“Run: Book One” picks up shortly after the passing of the Civil Rights Act that ended the “March” Trilogy. While in American history class it’s tempting to end the story there, with a great success and a fantastic development in social justice and civil liberties, things didn’t just magically get better. Lewis lays out some of the events that happened right after, such as Black people still being assaulted and murdered by police and white people, the race riots in Watts, and the mass anger on behalf of white supremacy that saw a doubling down on racist leaders and hate groups. It’s framed in such a way that one can’t help but draw comparisons to some of the similar events that have happened in the past couple of years, let alone half a century ago, and it feels deliberate on the part of Lewis. He also dives more into the systemic issues that were stoking a lot of the injustices towards Black people at the time, specifically the Vietnam War and how so many Black men were being sent to fight in an unjust war and were dying for a cause that was rooted in Imperialism. He looks at how he and other Civil Rights leaders agreed or disagreed on how to approach the war and the draft, and how foreign policy was directly connected to the Civil Rights Movement that was still going on even after the Civil Rights Act. There is also the matter of the mass voter suppression of Black people in the wake of the Civil Rights Act being passed, which is just a reminder that the more things change, the more they stay the same, and that’s disgraceful. The direct mirroring of that moment then and the moment we are finding ourselves in right now is stark.

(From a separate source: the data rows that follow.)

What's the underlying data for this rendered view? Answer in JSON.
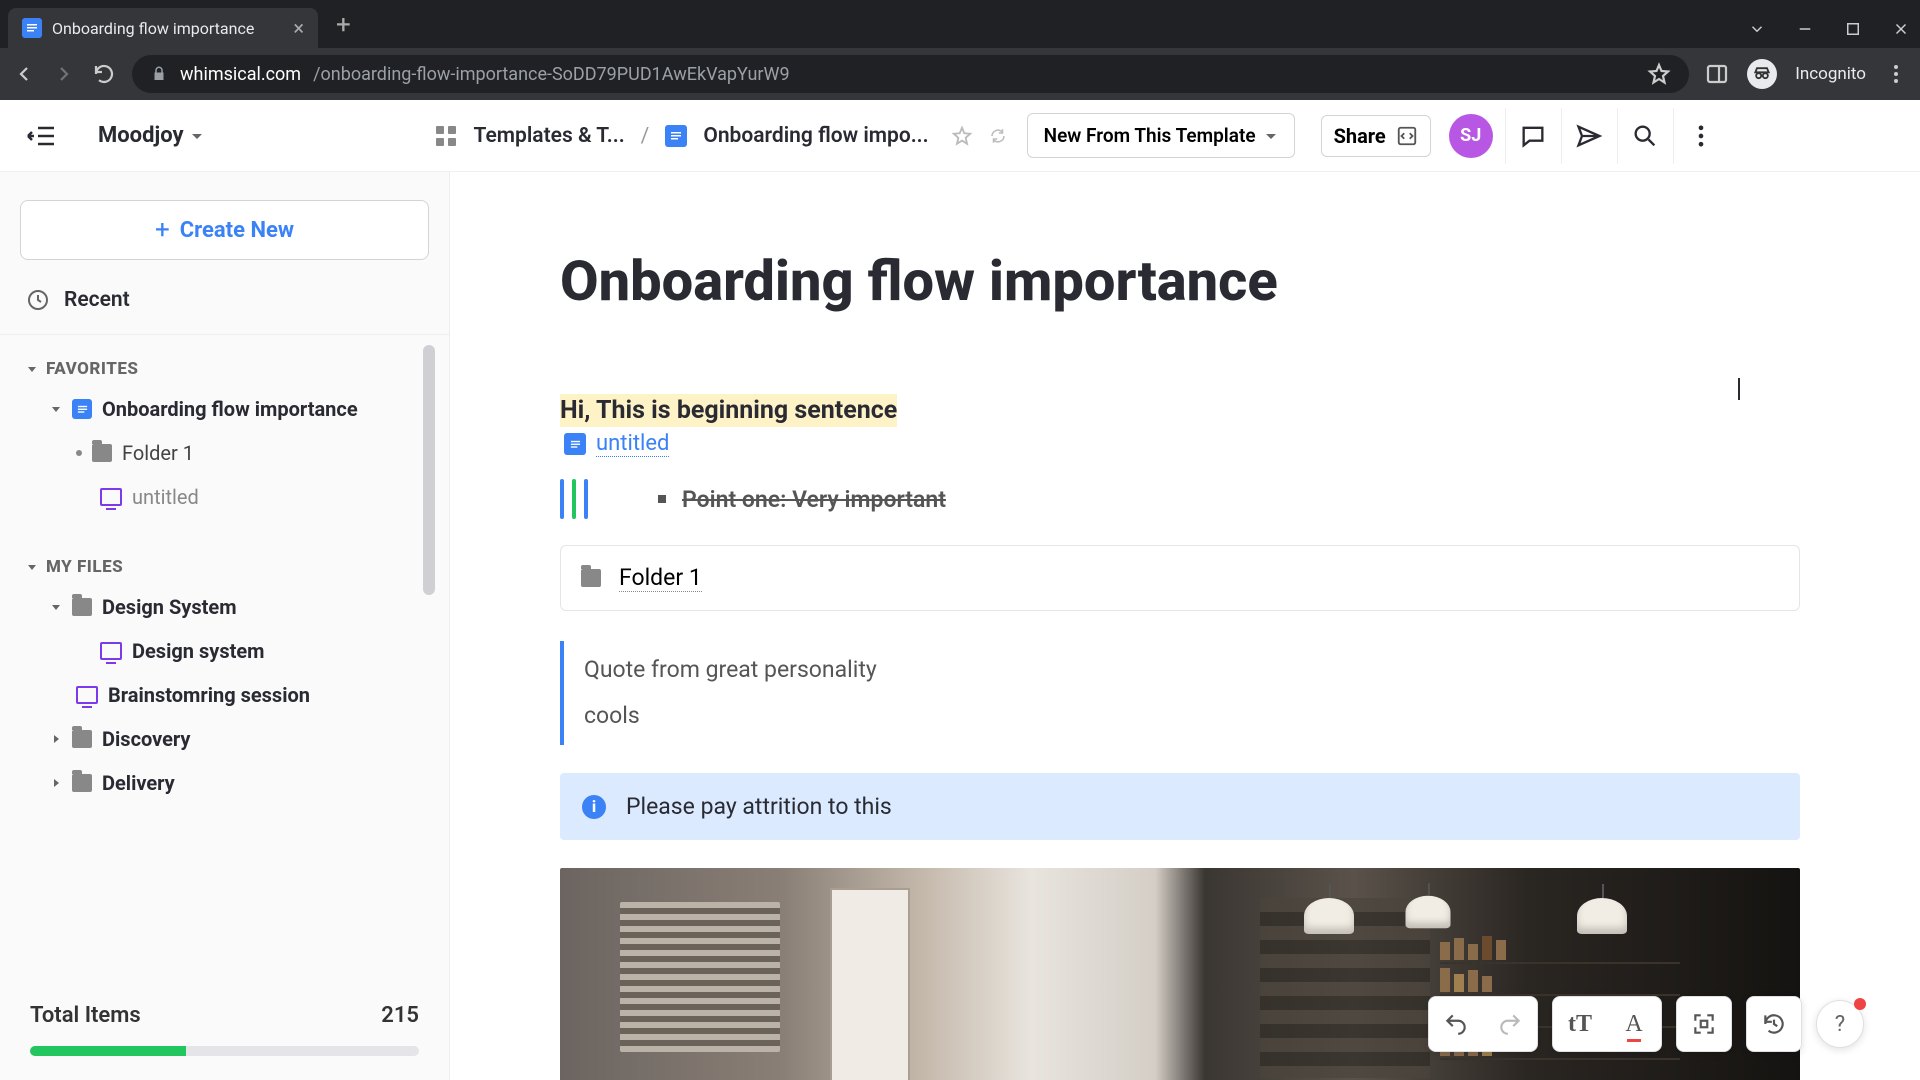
{
  "browser": {
    "tab_title": "Onboarding flow importance",
    "url_domain": "whimsical.com",
    "url_path": "/onboarding-flow-importance-SoDD79PUD1AwEkVapYurW9",
    "incognito_label": "Incognito"
  },
  "header": {
    "workspace": "Moodjoy",
    "breadcrumb_root": "Templates & T...",
    "breadcrumb_doc": "Onboarding flow impo...",
    "new_template": "New From This Template",
    "share": "Share",
    "user_initials": "SJ"
  },
  "sidebar": {
    "create": "Create New",
    "recent": "Recent",
    "favorites_label": "FAVORITES",
    "favorites": [
      {
        "label": "Onboarding flow importance",
        "type": "doc"
      },
      {
        "label": "Folder 1",
        "type": "folder"
      },
      {
        "label": "untitled",
        "type": "board"
      }
    ],
    "myfiles_label": "MY FILES",
    "myfiles": [
      {
        "label": "Design System",
        "type": "folder"
      },
      {
        "label": "Design system",
        "type": "board"
      },
      {
        "label": "Brainstomring session",
        "type": "board"
      },
      {
        "label": "Discovery",
        "type": "folder"
      },
      {
        "label": "Delivery",
        "type": "folder"
      }
    ],
    "total_label": "Total Items",
    "total_value": "215"
  },
  "doc": {
    "title": "Onboarding flow importance",
    "highlight": "Hi, This is beginning sentence",
    "linked_doc": "untitled",
    "bullet_struck": "Point one: Very important",
    "folder_ref": "Folder 1",
    "quote_line1": "Quote from great personality",
    "quote_line2": "cools",
    "callout": "Please pay attrition to this"
  }
}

But what was even more interesting to me (and something I admittedly knew very little about) was how John Lewis addresses the strife and splintering of people within the Movement itself, and how that changed his role within. Again, I feel like in history class we are told about SNCC in the context of the sit ins and other nonviolent actions, as well as John Lewis’s role. Because of that, I had NO idea that he was effectively forced out of power by Stokely Carmichael and other members who were beginning to feel that SNCC wasn’t doing enough to combat injustice. Lewis talks about this in a way that never really comes off as bitter or angry, but more saddened as to how everything turned out. I definitely don’t think that I can comment too much upon different approaches to achieving social justice goals by these two ideologies, and Lewis comes off as very careful not to denigrate those who cast him out. He also begins to set up his eventual successful stint as a Congressman, devoting arcs to Julian Bond and Marion Barry, who broke ground as Black government officials right in the thick of the backlash.
And when it comes to the art, L. Fury is now a part of the team, as Nate Powell takes a bit of a back seat but does give input (at least that’s what some research told me). Fury’s style blends enough with the style of the original style of “March” that it feels like a good successor, with black and white aesthetics and similar designs.

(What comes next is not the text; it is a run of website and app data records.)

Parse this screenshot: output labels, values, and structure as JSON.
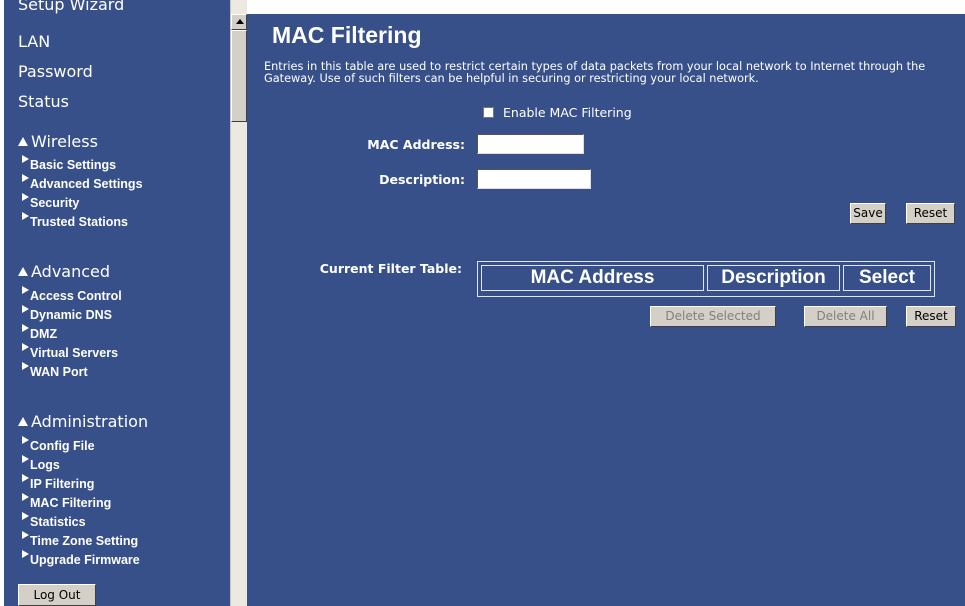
{
  "sidebar": {
    "top_cut_item": "Setup Wizard",
    "links": [
      "LAN",
      "Password",
      "Status"
    ],
    "sections": [
      {
        "title": "Wireless",
        "items": [
          "Basic Settings",
          "Advanced Settings",
          "Security",
          "Trusted Stations"
        ]
      },
      {
        "title": "Advanced",
        "items": [
          "Access Control",
          "Dynamic DNS",
          "DMZ",
          "Virtual Servers",
          "WAN Port"
        ]
      },
      {
        "title": "Administration",
        "items": [
          "Config File",
          "Logs",
          "IP Filtering",
          "MAC Filtering",
          "Statistics",
          "Time Zone Setting",
          "Upgrade Firmware"
        ]
      }
    ],
    "logout": "Log Out"
  },
  "main": {
    "title": "MAC Filtering",
    "description": "Entries in this table are used to restrict certain types of data packets from your local network to Internet through the Gateway. Use of such filters can be helpful in securing or restricting your local network.",
    "enable_label": "Enable MAC Filtering",
    "enable_checked": false,
    "mac_label": "MAC Address:",
    "mac_value": "",
    "desc_label": "Description:",
    "desc_value": "",
    "save": "Save",
    "reset": "Reset",
    "table_label": "Current Filter Table:",
    "columns": [
      "MAC Address",
      "Description",
      "Select"
    ],
    "delete_selected": "Delete Selected",
    "delete_all": "Delete All",
    "reset2": "Reset"
  },
  "colors": {
    "panel": "#38508a",
    "text": "#ffffff",
    "button": "#d4d0c8"
  }
}
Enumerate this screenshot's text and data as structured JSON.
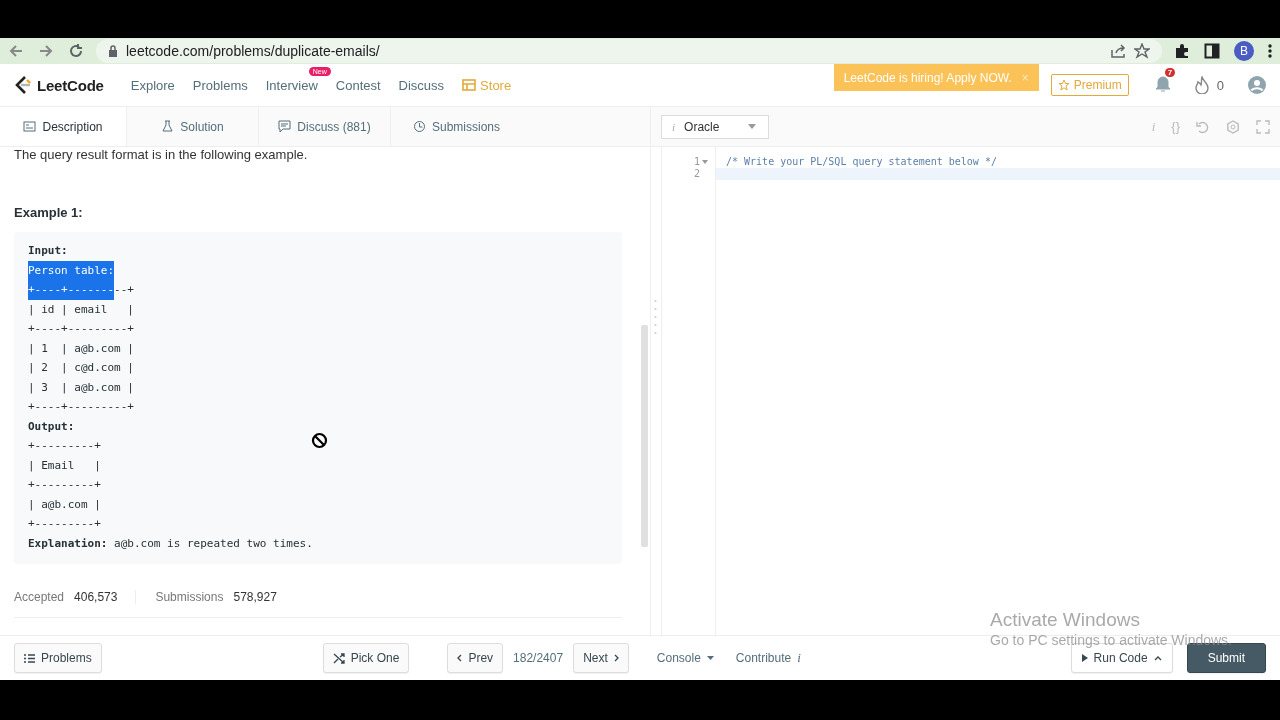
{
  "browser": {
    "url": "leetcode.com/problems/duplicate-emails/",
    "profile_initial": "B"
  },
  "nav": {
    "brand": "LeetCode",
    "links": [
      {
        "label": "Explore",
        "kind": "plain"
      },
      {
        "label": "Problems",
        "kind": "plain"
      },
      {
        "label": "Interview",
        "kind": "plain",
        "badge": "New"
      },
      {
        "label": "Contest",
        "kind": "plain"
      },
      {
        "label": "Discuss",
        "kind": "plain"
      },
      {
        "label": "Store",
        "kind": "store"
      }
    ],
    "banner": {
      "text": "LeetCode is hiring! Apply NOW.",
      "close": "×"
    },
    "premium": "Premium",
    "notifications": "7",
    "streak": "0"
  },
  "tabs": [
    {
      "label": "Description",
      "kind": "description",
      "selected": true
    },
    {
      "label": "Solution",
      "kind": "solution",
      "selected": false
    },
    {
      "label": "Discuss (881)",
      "kind": "discuss",
      "selected": false
    },
    {
      "label": "Submissions",
      "kind": "submissions",
      "selected": false
    }
  ],
  "description": {
    "intro": "The query result format is in the following example.",
    "example_title": "Example 1:",
    "code_lines": [
      {
        "segments": [
          {
            "text": "**Input:**",
            "selected": false
          }
        ]
      },
      {
        "segments": [
          {
            "text": "Person table:",
            "selected": true
          }
        ]
      },
      {
        "segments": [
          {
            "text": "+----+-------",
            "selected": true
          },
          {
            "text": "--+",
            "selected": false
          }
        ]
      },
      {
        "segments": [
          {
            "text": "| id | email   |",
            "selected": false
          }
        ]
      },
      {
        "segments": [
          {
            "text": "+----+---------+",
            "selected": false
          }
        ]
      },
      {
        "segments": [
          {
            "text": "| 1  | a@b.com |",
            "selected": false
          }
        ]
      },
      {
        "segments": [
          {
            "text": "| 2  | c@d.com |",
            "selected": false
          }
        ]
      },
      {
        "segments": [
          {
            "text": "| 3  | a@b.com |",
            "selected": false
          }
        ]
      },
      {
        "segments": [
          {
            "text": "+----+---------+",
            "selected": false
          }
        ]
      },
      {
        "segments": [
          {
            "text": "**Output:**",
            "selected": false
          }
        ]
      },
      {
        "segments": [
          {
            "text": "+---------+",
            "selected": false
          }
        ]
      },
      {
        "segments": [
          {
            "text": "| Email   |",
            "selected": false
          }
        ]
      },
      {
        "segments": [
          {
            "text": "+---------+",
            "selected": false
          }
        ]
      },
      {
        "segments": [
          {
            "text": "| a@b.com |",
            "selected": false
          }
        ]
      },
      {
        "segments": [
          {
            "text": "+---------+",
            "selected": false
          }
        ]
      },
      {
        "segments": [
          {
            "text": "**Explanation:** a@b.com is repeated two times.",
            "selected": false
          }
        ]
      }
    ],
    "stats": [
      {
        "label": "Accepted",
        "value": "406,573"
      },
      {
        "label": "Submissions",
        "value": "578,927"
      }
    ]
  },
  "editor": {
    "language": "Oracle",
    "language_mark": "i",
    "tools": [
      {
        "kind": "info",
        "label": "i"
      },
      {
        "kind": "format",
        "label": "{}"
      },
      {
        "kind": "reset"
      },
      {
        "kind": "settings"
      },
      {
        "kind": "fullscreen"
      }
    ],
    "lines": [
      {
        "number": "1",
        "text": "/* Write your PL/SQL query statement below */",
        "foldable": true,
        "active": false
      },
      {
        "number": "2",
        "foldable": false,
        "active": true
      }
    ]
  },
  "footer": {
    "problems": "Problems",
    "pick_one": "Pick One",
    "prev": "Prev",
    "position": "182/2407",
    "next": "Next",
    "console": "Console",
    "contribute": "Contribute",
    "contribute_mark": "i",
    "run_code": "Run Code",
    "submit": "Submit"
  },
  "os_overlay": {
    "title": "Activate Windows",
    "subtitle": "Go to PC settings to activate Windows."
  }
}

I’m not sure if there will be more “Run” books, as Lewis passed in 2020. There is a note at the beginning of this saying that the script was finished before his death, but I don’t know if that means the entire script, or just for “Book One”. Regardless, “Run” is a fantastic follow up that is an important reminder that with great strides and success comes resistance to change, and that you just have to keep going and doing what you believe in. Add this to the collection with “March”, for sure.

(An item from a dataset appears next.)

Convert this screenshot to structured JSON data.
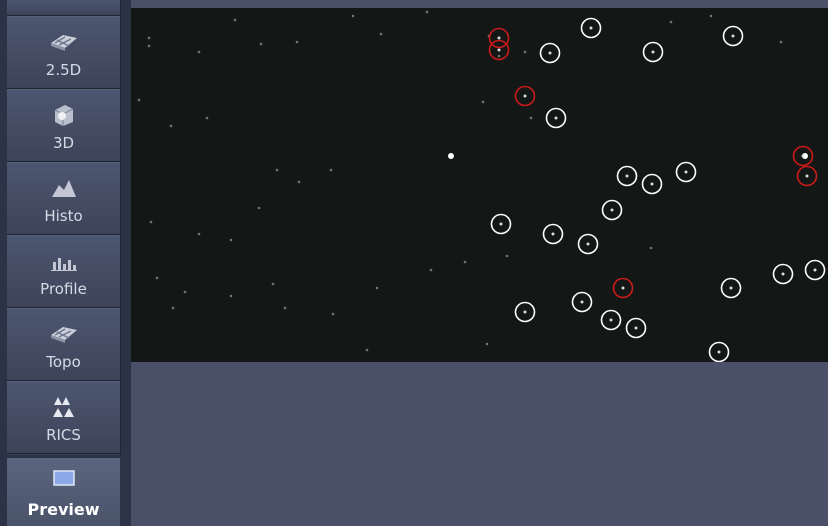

Rating 9: A powerful new memoir from John Lewis that reminds us that stories don’t always end with triumphs, “Run” is a must read continuation of the fight for civil rights and against white supremacy in America.